→ To do
The result should be all the records, exact and complete, without a single picture.

▽

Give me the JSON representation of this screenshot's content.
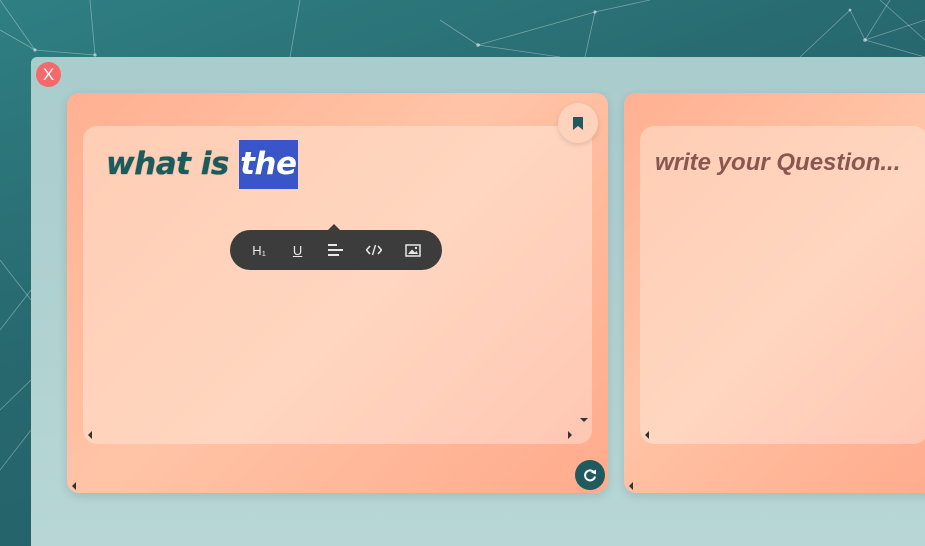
{
  "window": {
    "close_label": "X"
  },
  "cards": [
    {
      "question_text": "what is ",
      "question_selected": "the",
      "toolbar": {
        "items": [
          {
            "label": "H₁",
            "icon": "heading-icon"
          },
          {
            "label": "U",
            "icon": "underline-icon"
          },
          {
            "label": "",
            "icon": "align-icon"
          },
          {
            "label": "",
            "icon": "code-icon"
          },
          {
            "label": "",
            "icon": "image-icon"
          }
        ]
      },
      "bookmark_icon": "bookmark-icon",
      "refresh_icon": "refresh-icon"
    },
    {
      "placeholder": "write your Question..."
    }
  ],
  "colors": {
    "card_bg": "#ffb092",
    "editor_bg": "#ffd6c0",
    "question_text": "#1d5a5c",
    "selection": "#3a55c9",
    "toolbar_bg": "#3c3c3c",
    "close_button": "#f46a6a",
    "refresh_button": "#1e5a5e"
  }
}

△

→ Task answer
Give me the JSON representation of this screenshot's content.
{
  "window": {
    "close_label": "X"
  },
  "cards": [
    {
      "question_text": "what is ",
      "question_selected": "the",
      "toolbar": {
        "items": [
          {
            "label": "H₁",
            "icon": "heading-icon"
          },
          {
            "label": "U",
            "icon": "underline-icon"
          },
          {
            "label": "",
            "icon": "align-icon"
          },
          {
            "label": "",
            "icon": "code-icon"
          },
          {
            "label": "",
            "icon": "image-icon"
          }
        ]
      },
      "bookmark_icon": "bookmark-icon",
      "refresh_icon": "refresh-icon"
    },
    {
      "placeholder": "write your Question..."
    }
  ],
  "colors": {
    "card_bg": "#ffb092",
    "editor_bg": "#ffd6c0",
    "question_text": "#1d5a5c",
    "selection": "#3a55c9",
    "toolbar_bg": "#3c3c3c",
    "close_button": "#f46a6a",
    "refresh_button": "#1e5a5e"
  }
}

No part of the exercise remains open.